As I shouldn’t overdue it with typing long texts (because of my post-operation left hand) I’ll give you more of a photo essay below, with only minimal text. For more in-depth background I have to refer you to my main website’s chapter about Majdanek.
By the main road leading past the site you find the principal monument, an abstract stone construction of quite large proportions:
From there the area of the former camp extends up a gentle slope. Watchtowers and double barbed-wire fence are still in place. And in the background you can see how close the city of Lublin is:
At the end of the paved road that now runs parallel to the eastern perimeter of the camp is the other large monument here, a dome of concrete over a mound of ash:
Next to this is the former camp crematorium:
Inside the ovens have all been preserved:
In a side room was also a dissection table. The sign in the background (in five languages) explains that this dissection table was used to extract valuables from corpses, such as gold teeth or things they may have swallowed.
The grounds of the actual camp can be entered through a gap in the double fence:
We actually spread our visit to this large site over two days. When we returned after our first day, it had begun snowing again:
Of the ten rows of twelve barracks each that used to house the inmates, two rows have been preserved/reconstructed; here is one of those:
One of the barracks could be entered. Inside are rows of three-tiered bunk beds:
The wintery weather (in late March!) created icicles on the edge of the barracks’ roofs:
In addition to the two rows of barracks in which the inmates slept there is also a row of work and ancillary barracks, including a communal shower room:
Contrary to a surprisingly popular misconception, the shower heads were never used for gassing victims – at some camps the gas chambers were indeed disguised as shower rooms, but the gas was not fed through the shower heads. At Majdanek the shower room was just that, so it was genuine. But the real gas chamber was certainly the grimmest part of the camp memorial today:

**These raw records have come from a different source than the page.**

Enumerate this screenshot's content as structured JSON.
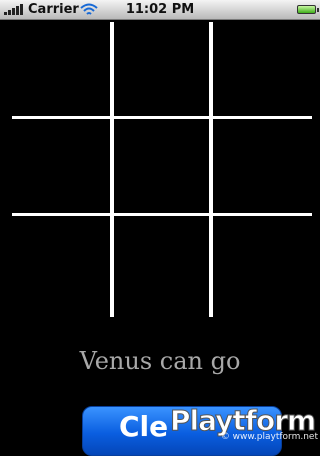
{
  "status_bar": {
    "carrier": "Carrier",
    "time": "11:02 PM",
    "icons": [
      "signal-bars-icon",
      "wifi-icon",
      "battery-icon"
    ]
  },
  "board": {
    "rows": 3,
    "cols": 3,
    "line_color": "#ffffff",
    "cells": [
      "",
      "",
      "",
      "",
      "",
      "",
      "",
      "",
      ""
    ]
  },
  "game": {
    "status_text": "Venus can go"
  },
  "clear_button": {
    "label": "Cle",
    "color": "#0a5ee0"
  },
  "watermark": {
    "logo": "Playtform",
    "url": "© www.playtform.net"
  }
}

At Majdanek both methods of gassing used by the Nazis were employed, through carbon monoxide (like at the death camps of Operation Reinhard) and, like at Auschwitz, through the pesticide Zyklon-B. The blue colouration in the photo above is from that arsenic-containing substance. It came in the form of dry pellets that were poured through the opening in the ceiling and the deadly gas was released on contact with air.
In a storeroom next to the gas chamber there was still a huge stack of Zyklon-B gas canisters. This was perhaps the eeriest and most unique sight to behold at Majdanek (hence the photo below also served as the featured photo at the top of this post):
In another storeroom were thousands and thousands of victims’ shoes amassed in wire mesh “cages”:
I’m currently planning another return trip to Poland later in August (after the already fully planned trip to Riga and Tallinn next week). We’ll stay in Lublin again, primarily as a base for an excursion to the all-new memorial at Sobibor, and also for going to Izbica, Trawniki and Zamość; but if time permits I’d like to go back to Majdanek as well to check if anything major has changed there. If so I’ll report back here (and on my main website, of course).
But so much for now.